In terrorist tale, author and character take risks
Despite his status as a consistently best-selling author, Chuck Palahniuk has always taken chances with his fiction, creating outside-the-box story lines that often find characters treading the margins of a society that shuts them out. Tyler Durden - the brash, swaggering protagonist of “Fight Club,’’ played by Brad Pitt in David Fincher’s film adaptation - may be the most recognizable to a popular audience, but Palahniuk’s novels are filled with memorable misfits, from Tender Branson (“Survivor’’) and Victor Mancini (“Choke’’) to Buster Casey (“Rant’’) and Cassie Wright (“Snuff’’), an aging porn star seeking the world record for serial fornication.
The titular character in “Pygmy,’’ Palahniuk’s 10th novel, has a significantly more sinister purpose in mind - “Operation Havoc,’’ a devastating terrorist plot against America. Sent along with other operatives from an unspecified totalitarian state, 13-year-old Pygmy - who is highly trained in martial arts and weapons handling - poses as a foreign-exchange student to infiltrate the United States. He narrates his experiences via aggressive but often hilarious dispatches, reviewing his plans of destruction and spouting the anti-American vitriol that was drilled into his consciousness from birth.
His level of indoctrination becomes clear in flashbacks to his military training, which included not only rigorous physical tests but also mental and spiritual brainwashing. His commanders took every opportunity to laud the teachings of Hitler, Mao, and other infamous dictators.
Palahniuk’s novels have always been driven by black humor and a unique, often uncomfortable mix of subtle satire and outright mocking rhetoric, and his minimalist, verb-heavy style propels the narratives through the many bizarre, occasionally shocking events.
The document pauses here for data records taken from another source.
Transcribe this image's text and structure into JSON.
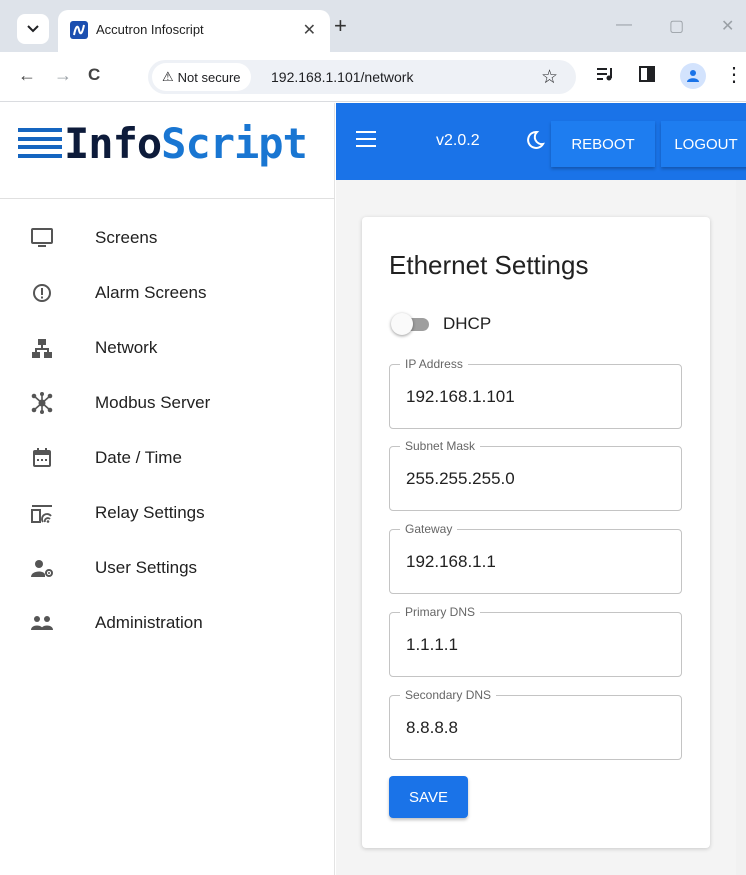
{
  "browser": {
    "tab_title": "Accutron Infoscript",
    "tab_close": "✕",
    "new_tab": "+",
    "back": "←",
    "forward": "→",
    "reload": "C",
    "security_label": "Not secure",
    "security_icon": "⚠",
    "url": "192.168.1.101/network",
    "bookmark_icon": "☆",
    "menu_icon": "⋮",
    "minimize": "—",
    "maximize": "▢",
    "close": "✕"
  },
  "logo": {
    "part1": "Info",
    "part2": "Script"
  },
  "sidebar": {
    "items": [
      {
        "label": "Screens",
        "icon": "monitor-icon"
      },
      {
        "label": "Alarm Screens",
        "icon": "alert-circle-icon"
      },
      {
        "label": "Network",
        "icon": "network-icon"
      },
      {
        "label": "Modbus Server",
        "icon": "hub-icon"
      },
      {
        "label": "Date / Time",
        "icon": "calendar-icon"
      },
      {
        "label": "Relay Settings",
        "icon": "relay-icon"
      },
      {
        "label": "User Settings",
        "icon": "user-settings-icon"
      },
      {
        "label": "Administration",
        "icon": "people-icon"
      }
    ]
  },
  "appbar": {
    "version": "v2.0.2",
    "reboot_label": "REBOOT",
    "logout_label": "LOGOUT",
    "color": "#1a73e8"
  },
  "card": {
    "title": "Ethernet Settings",
    "dhcp_label": "DHCP",
    "dhcp_enabled": false,
    "fields": [
      {
        "label": "IP Address",
        "value": "192.168.1.101"
      },
      {
        "label": "Subnet Mask",
        "value": "255.255.255.0"
      },
      {
        "label": "Gateway",
        "value": "192.168.1.1"
      },
      {
        "label": "Primary DNS",
        "value": "1.1.1.1"
      },
      {
        "label": "Secondary DNS",
        "value": "8.8.8.8"
      }
    ],
    "save_label": "SAVE"
  }
}
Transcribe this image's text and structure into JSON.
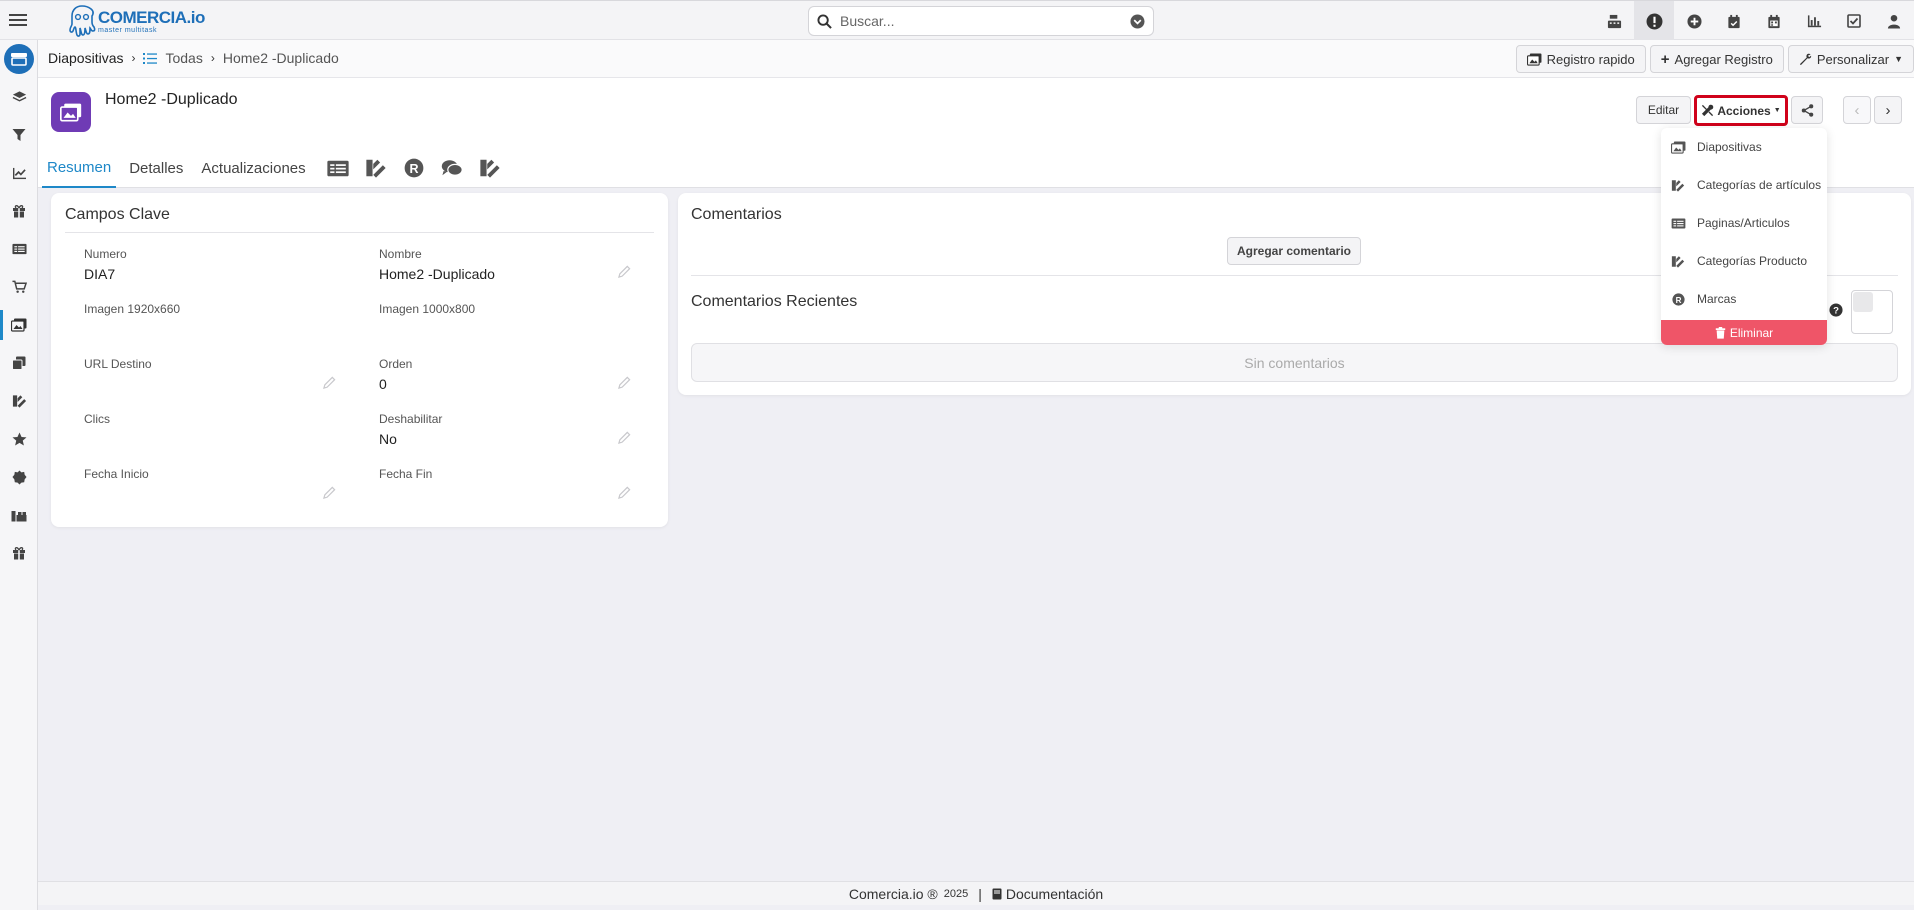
{
  "app": {
    "brand_name": "COMERCIA.io",
    "brand_tagline": "master multitask"
  },
  "search": {
    "placeholder": "Buscar..."
  },
  "breadcrumb": {
    "module": "Diapositivas",
    "list": "Todas",
    "record": "Home2 -Duplicado"
  },
  "toolbar": {
    "quick_register": "Registro rapido",
    "add_record": "Agregar Registro",
    "customize": "Personalizar"
  },
  "record": {
    "title": "Home2 -Duplicado",
    "edit_label": "Editar",
    "actions_label": "Acciones"
  },
  "tabs": [
    {
      "label": "Resumen"
    },
    {
      "label": "Detalles"
    },
    {
      "label": "Actualizaciones"
    }
  ],
  "actions_menu": {
    "items": [
      {
        "label": "Diapositivas",
        "icon": "slides-icon"
      },
      {
        "label": "Categorías de artículos",
        "icon": "category-icon"
      },
      {
        "label": "Paginas/Articulos",
        "icon": "list-icon"
      },
      {
        "label": "Categorías Producto",
        "icon": "category-icon"
      },
      {
        "label": "Marcas",
        "icon": "registered-icon"
      }
    ],
    "delete_label": "Eliminar"
  },
  "key_fields": {
    "title": "Campos Clave",
    "fields": [
      {
        "label": "Numero",
        "value": "DIA7"
      },
      {
        "label": "Nombre",
        "value": "Home2 -Duplicado"
      },
      {
        "label": "Imagen 1920x660",
        "value": ""
      },
      {
        "label": "Imagen 1000x800",
        "value": ""
      },
      {
        "label": "URL Destino",
        "value": ""
      },
      {
        "label": "Orden",
        "value": "0"
      },
      {
        "label": "Clics",
        "value": ""
      },
      {
        "label": "Deshabilitar",
        "value": "No"
      },
      {
        "label": "Fecha Inicio",
        "value": ""
      },
      {
        "label": "Fecha Fin",
        "value": ""
      }
    ]
  },
  "comments": {
    "title": "Comentarios",
    "add_label": "Agregar comentario",
    "recent_title": "Comentarios Recientes",
    "empty_text": "Sin comentarios"
  },
  "footer": {
    "brand": "Comercia.io ®",
    "year": "2025",
    "separator": "|",
    "docs": "Documentación"
  },
  "colors": {
    "accent": "#1e88c8",
    "brand": "#1e6fb8",
    "record_icon": "#6f3bb5",
    "danger": "#ef5568",
    "highlight_border": "#d0021b"
  }
}
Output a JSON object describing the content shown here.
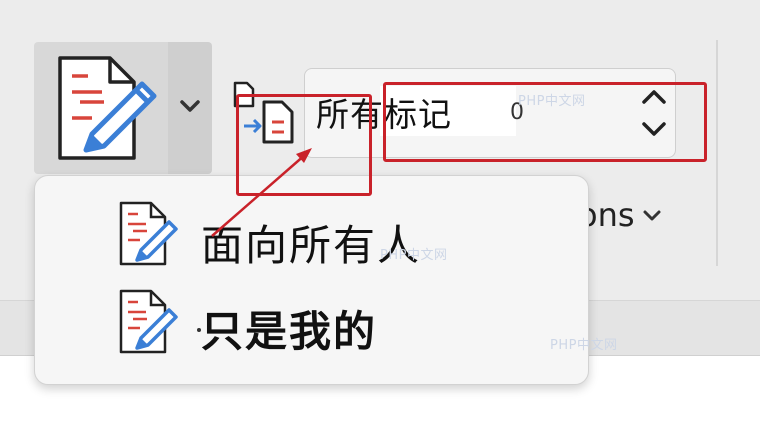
{
  "markup": {
    "selected_value": "所有标记",
    "tail_glyph": "0",
    "partial_label": "ons"
  },
  "menu": {
    "items": [
      {
        "label": "面向所有人"
      },
      {
        "label": "只是我的"
      }
    ]
  },
  "watermarks": {
    "text1": "PHP中文网",
    "text2": "PHP中文网",
    "text3": "PHP中文网"
  },
  "colors": {
    "annotation": "#c9222a",
    "icon_blue": "#3b7fd6",
    "icon_red": "#d8453b"
  },
  "icons": {
    "track_changes": "track-changes-pen-icon",
    "compare": "compare-document-icon",
    "chevron": "chevron-down-icon",
    "stepper": "up-down-stepper-icon"
  }
}
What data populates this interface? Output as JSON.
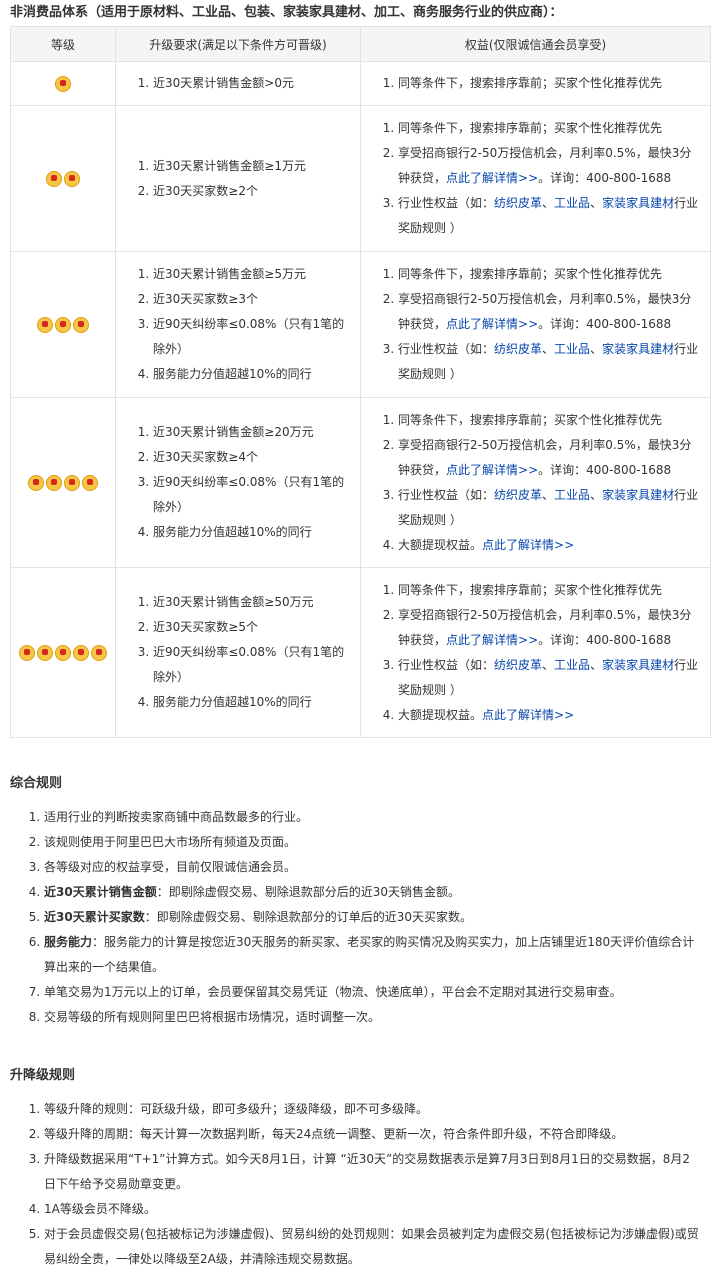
{
  "title": "非消费品体系（适用于原材料、工业品、包装、家装家具建材、加工、商务服务行业的供应商）：",
  "table": {
    "headers": [
      "等级",
      "升级要求(满足以下条件方可晋级)",
      "权益(仅限诚信通会员享受)"
    ],
    "rows": [
      {
        "crowns": 1,
        "requirements": [
          "近30天累计销售金额>0元"
        ],
        "benefits": [
          {
            "text": "同等条件下，搜索排序靠前；买家个性化推荐优先"
          }
        ]
      },
      {
        "crowns": 2,
        "requirements": [
          "近30天累计销售金额≥1万元",
          "近30天买家数≥2个"
        ],
        "benefits": [
          {
            "text": "同等条件下，搜索排序靠前；买家个性化推荐优先"
          },
          {
            "pre": "享受招商银行2-50万授信机会，月利率0.5%，最快3分钟获贷，",
            "link": "点此了解详情>>",
            "post": "。详询：400-800-1688"
          },
          {
            "pre": "行业性权益（如：",
            "links": [
              "纺织皮革",
              "工业品",
              "家装家具建材"
            ],
            "seps": [
              "、",
              "、"
            ],
            "post": "行业奖励规则 ）"
          }
        ]
      },
      {
        "crowns": 3,
        "requirements": [
          "近30天累计销售金额≥5万元",
          "近30天买家数≥3个",
          "近90天纠纷率≤0.08%（只有1笔的除外）",
          "服务能力分值超越10%的同行"
        ],
        "benefits": [
          {
            "text": "同等条件下，搜索排序靠前；买家个性化推荐优先"
          },
          {
            "pre": "享受招商银行2-50万授信机会，月利率0.5%，最快3分钟获贷，",
            "link": "点此了解详情>>",
            "post": "。详询：400-800-1688"
          },
          {
            "pre": "行业性权益（如：",
            "links": [
              "纺织皮革",
              "工业品",
              "家装家具建材"
            ],
            "seps": [
              "、",
              "、"
            ],
            "post": "行业奖励规则 ）"
          }
        ]
      },
      {
        "crowns": 4,
        "requirements": [
          "近30天累计销售金额≥20万元",
          "近30天买家数≥4个",
          "近90天纠纷率≤0.08%（只有1笔的除外）",
          "服务能力分值超越10%的同行"
        ],
        "benefits": [
          {
            "text": "同等条件下，搜索排序靠前；买家个性化推荐优先"
          },
          {
            "pre": "享受招商银行2-50万授信机会，月利率0.5%，最快3分钟获贷，",
            "link": "点此了解详情>>",
            "post": "。详询：400-800-1688"
          },
          {
            "pre": "行业性权益（如：",
            "links": [
              "纺织皮革",
              "工业品",
              "家装家具建材"
            ],
            "seps": [
              "、",
              "、"
            ],
            "post": "行业奖励规则 ）"
          },
          {
            "pre": "大额提现权益。",
            "link": "点此了解详情>>",
            "post": ""
          }
        ]
      },
      {
        "crowns": 5,
        "requirements": [
          "近30天累计销售金额≥50万元",
          "近30天买家数≥5个",
          "近90天纠纷率≤0.08%（只有1笔的除外）",
          "服务能力分值超越10%的同行"
        ],
        "benefits": [
          {
            "text": "同等条件下，搜索排序靠前；买家个性化推荐优先"
          },
          {
            "pre": "享受招商银行2-50万授信机会，月利率0.5%，最快3分钟获贷，",
            "link": "点此了解详情>>",
            "post": "。详询：400-800-1688"
          },
          {
            "pre": "行业性权益（如：",
            "links": [
              "纺织皮革",
              "工业品",
              "家装家具建材"
            ],
            "seps": [
              "、",
              "、"
            ],
            "post": "行业奖励规则 ）"
          },
          {
            "pre": "大额提现权益。",
            "link": "点此了解详情>>",
            "post": ""
          }
        ]
      }
    ]
  },
  "general_rules": {
    "heading": "综合规则",
    "items": [
      {
        "text": "适用行业的判断按卖家商铺中商品数最多的行业。"
      },
      {
        "text": "该规则使用于阿里巴巴大市场所有频道及页面。"
      },
      {
        "text": "各等级对应的权益享受，目前仅限诚信通会员。"
      },
      {
        "bold": "近30天累计销售金额",
        "text": "：即剔除虚假交易、剔除退款部分后的近30天销售金额。"
      },
      {
        "bold": "近30天累计买家数",
        "text": "：即剔除虚假交易、剔除退款部分的订单后的近30天买家数。"
      },
      {
        "bold": "服务能力",
        "text": "：服务能力的计算是按您近30天服务的新买家、老买家的购买情况及购买实力，加上店铺里近180天评价值综合计算出来的一个结果值。"
      },
      {
        "text": "单笔交易为1万元以上的订单，会员要保留其交易凭证（物流、快递底单），平台会不定期对其进行交易审查。"
      },
      {
        "text": "交易等级的所有规则阿里巴巴将根据市场情况，适时调整一次。"
      }
    ]
  },
  "upgrade_rules": {
    "heading": "升降级规则",
    "items": [
      {
        "text": "等级升降的规则：可跃级升级，即可多级升；逐级降级，即不可多级降。"
      },
      {
        "text": "等级升降的周期：每天计算一次数据判断，每天24点统一调整、更新一次，符合条件即升级，不符合即降级。"
      },
      {
        "text": "升降级数据采用“T+1”计算方式。如今天8月1日，计算 “近30天”的交易数据表示是算7月3日到8月1日的交易数据，8月2日下午给予交易勋章变更。"
      },
      {
        "text": "1A等级会员不降级。"
      },
      {
        "text": "对于会员虚假交易(包括被标记为涉嫌虚假)、贸易纠纷的处罚规则：如果会员被判定为虚假交易(包括被标记为涉嫌虚假)或贸易纠纷全责，一律处以降级至2A级，并清除违规交易数据。"
      }
    ]
  }
}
In “Pygmy,’’ he ventures further into linguistic experimentation, inventing a sort of pidgin language for his protagonist. Upon meeting his host family, Pygmy thinks, “host father present as vast breathing cow, blowing out putrid stink diet heavy with dead slaughterhouse flesh, bellowing stench of Viagra breath during cow father reach to clasp hand of operative me.’’
The author impressively maintains the consistency of this twisted English throughout the novel, and it serves as a suitable vehicle for Pygmy’s many trenchant societal observations. The hollowness of contemporary American life bears the brunt of most of the author’s satirical wit (“during American winter youth attend compulsive levels of teaching; during summer, American youth must attend shopping mall’’), but Palahniuk also offers grim, illustrative portraits of a totalitarian state that could be representative of any number of current regimes.
Reminiscing about his years of brutal preparation for his mission, during which he was taken from his family, Pygmy recalls with fondness the scenes of strict military discipline: “Helmets without end, inspired howitzer, field guns, siege cannon, and noble battle tank stretched out one horizon until the opposite, always progressing, no able enemy this state resist.’’
As the young terrorist moves toward fulfillment of his goal, he must, like all teenagers, navigate the perils of high school, including bullies, lunchroom politics, the model UN, and school dances. “Occasional male student approach female,’’ he notes, “request mutual gyrate to demonstrate adequate reproductive partner, fast gyrate to display no cripple.’’
Pygmy also attempts to manipulate his host brother and sister, who prove more problematic than he anticipated, and they will play an important role in the success or failure of his mission. The rapid-fire conclusion is rushed, but readers who stick it out through the linguistic difficulties will be rewarded with a full portrait of an unforgettable character. “Pygmy’’ is yet another unique direction for an author who continues to challenge and intrigue readers.
Eric Liebetrau is the managing editor and nonfiction editor of Kirkus Reviews.